2014 GSA Annual Meeting in Vancouver, British Columbia (19–22 October 2014)

Paper No. 308-2
Presentation Time: 9:15 AM

PATTERNED GROUND II: CREATING GOOGLE EARTH KMZ FILES OF GEOREFERENCED HISTORIC NIKE MISSILE LAUNCH SITE AERIAL PHOTOGRAPHS USING GLOBAL MAPPER AND THE NEW ARC2EARTH EXTENSION FOR ARCMAP


TEWKSBURY, David A., Department of Geosciences, Hamilton College, 198 College Hill Rd, Clinton, NY 13323-1218, dtewksbu@hamilton.edu

The Nike missile was the first operational supersonic surface-to-air missile. The Nike Ajax and Hercules versions were all-weather weapons with a range of 30-90 miles to altitudes from 60,000 to greater than 100,000 feet. Nike sites consisted of an Integrated Fire Control facility (IFC) and a separate Launch Facility located relatively nearby. Between 1954 to as late as 1974, operational Nike anti-aircraft missile sites surrounded numerous cities and Defense Areas in the United States to protect them from attack by Soviet long-range bombers such as the Tupolev Tu-95 Bear.

Expanding the original Patterned Ground project that I began in 2013, Patterned Ground II adds georeferenced historical aerial imagery to a new base map of the NIKE missile launch sites located around major urban centers and Defense Areas in the United States. I downloaded from the USGS EarthExplorer site historic aerial photographs from the 1950s, 1960s, and 1970s showing operational sites.
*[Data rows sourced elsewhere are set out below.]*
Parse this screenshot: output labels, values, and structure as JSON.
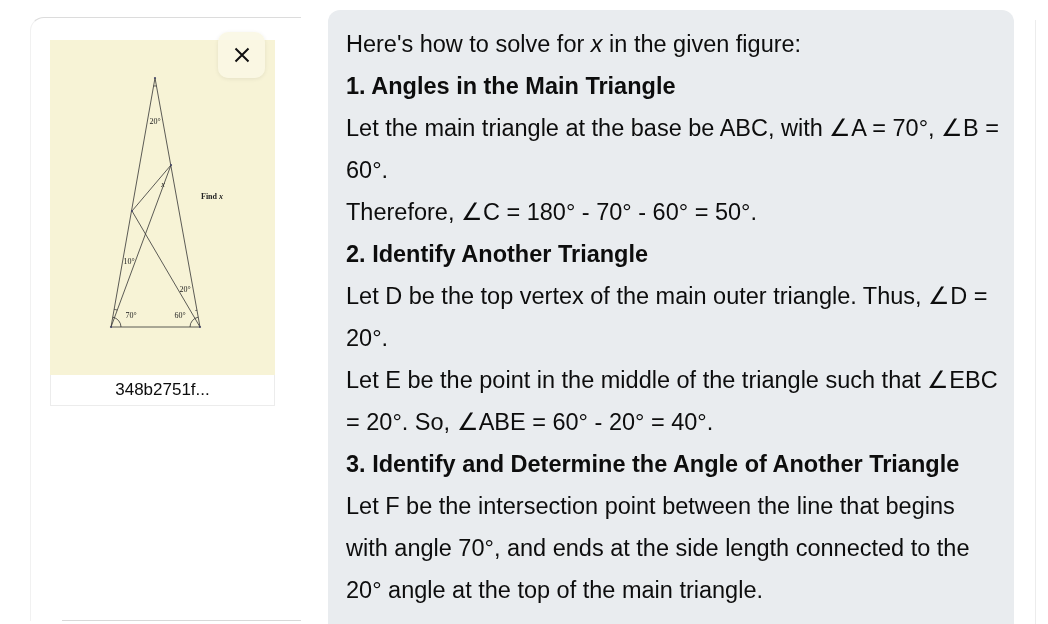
{
  "attachment": {
    "figure": {
      "labels": [
        {
          "kind": "angle",
          "text": "20°"
        },
        {
          "kind": "variable",
          "text": "x"
        },
        {
          "kind": "note",
          "text": "Find *x*"
        },
        {
          "kind": "angle",
          "text": "10°"
        },
        {
          "kind": "angle",
          "text": "20°"
        },
        {
          "kind": "angle",
          "text": "70°"
        },
        {
          "kind": "angle",
          "text": "60°"
        }
      ]
    },
    "caption": "348b2751f..."
  },
  "message": {
    "blocks": [
      {
        "kind": "paragraph",
        "text": "Here's how to solve for *x* in the given figure:"
      },
      {
        "kind": "heading",
        "text": "1. Angles in the Main Triangle"
      },
      {
        "kind": "paragraph",
        "text": "Let the main triangle at the base be ABC, with ∠A = 70°, ∠B = 60°."
      },
      {
        "kind": "paragraph",
        "text": "Therefore, ∠C = 180° - 70° - 60° = 50°."
      },
      {
        "kind": "heading",
        "text": "2. Identify Another Triangle"
      },
      {
        "kind": "paragraph",
        "text": "Let D be the top vertex of the main outer triangle. Thus, ∠D = 20°."
      },
      {
        "kind": "paragraph",
        "text": "Let E be the point in the middle of the triangle such that ∠EBC = 20°. So, ∠ABE = 60° - 20° = 40°."
      },
      {
        "kind": "heading",
        "text": "3. Identify and Determine the Angle of Another Triangle"
      },
      {
        "kind": "paragraph",
        "text": "Let F be the intersection point between the line that begins with angle 70°, and ends at the side length connected to the 20° angle at the top of the main triangle."
      }
    ]
  }
}
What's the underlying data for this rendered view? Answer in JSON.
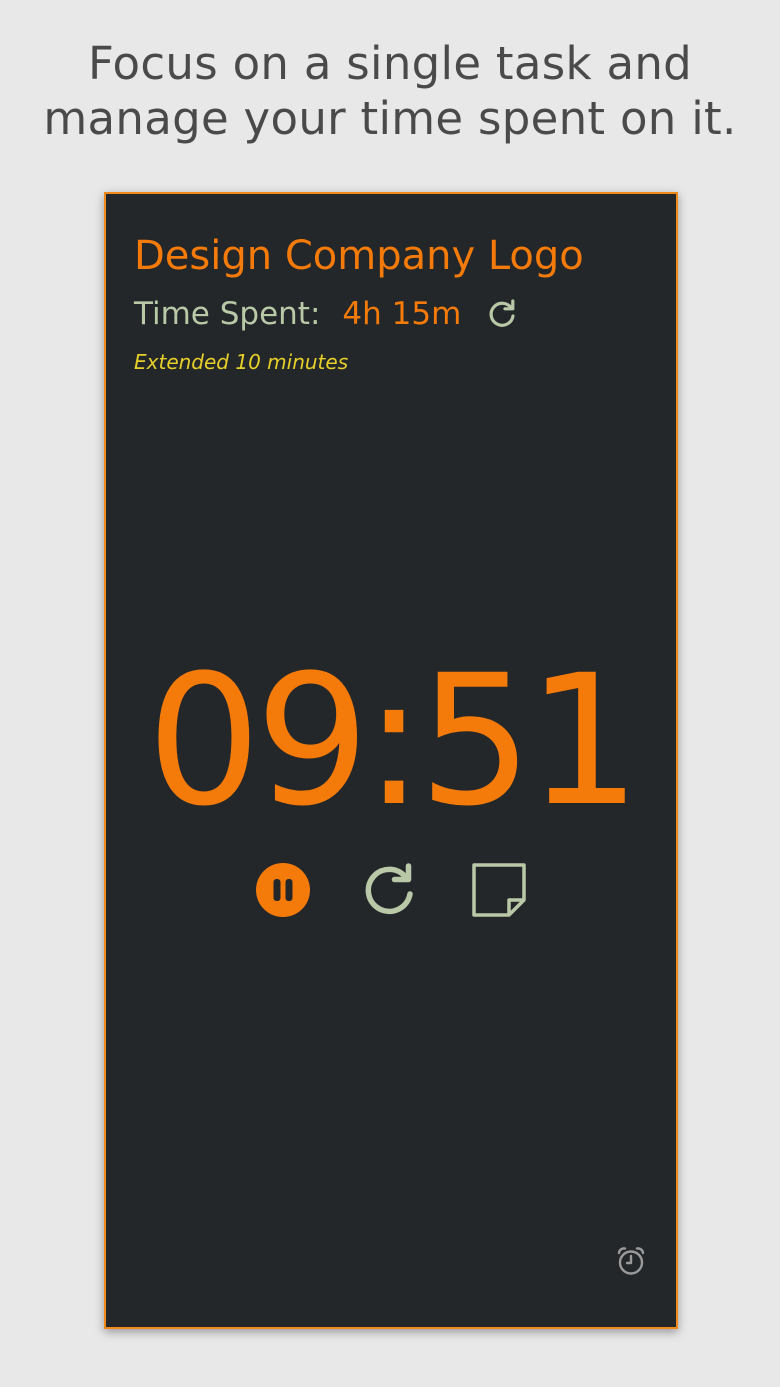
{
  "promo": {
    "line1": "Focus on a single task and",
    "line2": "manage your time spent on it."
  },
  "task": {
    "title": "Design Company Logo",
    "time_spent_label": "Time Spent:",
    "time_spent_value": "4h 15m",
    "extended_note": "Extended 10 minutes"
  },
  "timer": {
    "display": "09:51"
  },
  "controls": {
    "pause_icon": "pause-icon",
    "restart_icon": "restart-icon",
    "notes_icon": "note-icon",
    "alarm_icon": "alarm-clock-icon"
  },
  "colors": {
    "accent": "#f47a0a",
    "muted_green": "#b9c8a7",
    "note_yellow": "#e6cf29",
    "panel_bg": "#23272a",
    "page_bg": "#e8e8e8"
  }
}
Metadata associated with these images provide lat/long coordinates for the image corners, but georeferencing is difficult when the corner marks are obscured in the scans and/or the imagery has been rotated such that the values do not reflect the correct corner positions.

Using the new Arc2Earth extension for ArcGIS, Google Earth imagery can be loaded directly into ArcMap and used as a base map for visually georeferencing these historic images. The Arc2Earth imagery provides seamless, high resolution coverage eliminating the need to download individual recent orthoimages, as previously needed, to visually georeference a historic image. The Google Earth imagery allows for easy comparison between land use/land cover when the site was operational and the current land use/land cover of the same area.

In order to create composite KMZ files for use by the NIKE Historical Society and others, I needed to do additional processing. Raster data exported as KMZ files directly from ArcMap do not display well in Google Earth. To improve the quality of the KMZ file, I exported the georeferenced image files from ArcMap as TIFFs, opened them in Global Mapper and exported them using Global Mapper’s KMZ export function, which creates a “super overlay” allowing Google Earth to display a quality raster image of the spatially located historic airphoto.

Handouts
  • 2014 GSA Poster_NIKE_FINAL-OPT_trans.pdf (14.7 MB)